A recent post on First Things lambastes progressive evangelical leaders Jim Wallis, Ron Sider, and David Gushee for styling themselves as “prophetic” voices that “speak truth to power” while gushing in support of Barack Obama, and particularly the recent appointment of Gov. Kathleen Sebelius as Secretary of Health and Human Services. Sebelius is widely known to have a strongly pro-choice position on abortion, and as of now evangelical leaders such as these still purport to be opposed to abortion. Hence the disgust of the First Thingsers:
Now, we all know that those who engage in the rough and tumble of everyday politics, including the hardball of cabinet nominations, have to make compromises and make careful judgments of prudence. There are, no doubt, worse appointments than Sebelius (although one simply could not imagine an Obama appointment these guys would actually protest).
But if you are going to get into the rough and tumble of everyday politics and if you are going to take the side of President Obama, the most powerful man in the world, against evangelicals and Catholics leaders in the pro-life movement on a cabinet appointment, could we at least be spared all the self-righteous drivel about being “prophetic,” and “speaking the truth to power.” You can be a flak for the Obama administration on things like cabinet appointments. Or, you can claim to be a “prophet” and “speak the truth to power.” But you can’t be both. It seems obvious what the Wallis, Sider and Gushee crowd have chosen.

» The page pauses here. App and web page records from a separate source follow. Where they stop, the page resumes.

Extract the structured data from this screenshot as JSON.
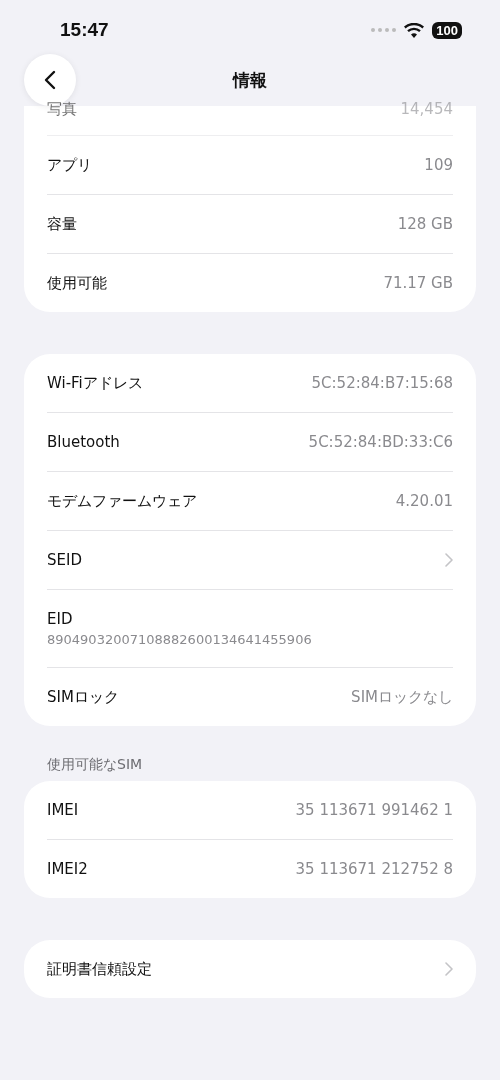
{
  "status_bar": {
    "time": "15:47",
    "battery": "100"
  },
  "nav": {
    "title": "情報"
  },
  "sections": [
    {
      "rows": [
        {
          "kind": "obscured",
          "label": "写真",
          "value": "14,454"
        },
        {
          "kind": "value",
          "label": "アプリ",
          "value": "109"
        },
        {
          "kind": "value",
          "label": "容量",
          "value": "128 GB"
        },
        {
          "kind": "value",
          "label": "使用可能",
          "value": "71.17 GB"
        }
      ]
    },
    {
      "rows": [
        {
          "kind": "value",
          "label": "Wi-Fiアドレス",
          "value": "5C:52:84:B7:15:68"
        },
        {
          "kind": "value",
          "label": "Bluetooth",
          "value": "5C:52:84:BD:33:C6"
        },
        {
          "kind": "value",
          "label": "モデムファームウェア",
          "value": "4.20.01"
        },
        {
          "kind": "link",
          "label": "SEID"
        },
        {
          "kind": "subtitle",
          "label": "EID",
          "value": "89049032007108882600134641455906"
        },
        {
          "kind": "value",
          "label": "SIMロック",
          "value": "SIMロックなし"
        }
      ]
    },
    {
      "header": "使用可能なSIM",
      "rows": [
        {
          "kind": "value",
          "label": "IMEI",
          "value": "35 113671 991462 1"
        },
        {
          "kind": "value",
          "label": "IMEI2",
          "value": "35 113671 212752 8"
        }
      ]
    },
    {
      "rows": [
        {
          "kind": "link",
          "label": "証明書信頼設定"
        }
      ]
    }
  ]
}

Now, on one level Pavlischek’s post is certainly right, to the degree that Wallis et al claim to be representing “prophetic” religion they are certainly full of shit. This has been true all along and should not be news to anyone. Neither should it be news to anyone that the First Things crowd could never muster up one criticism of the Bush administration, even when the Pope straight out condemned the war. Everyone here is quite clearly and ideologue.
However, what’s funny about the post is that it portrays a sort of pissy jockeying between the First Things crowd and the new evangelical left over who has the clout to call themselves prophetic. It’s the evangelical equivalent of Rush Limbaugh and Al Franken arguing over whether republicans or democrats are the true patriots.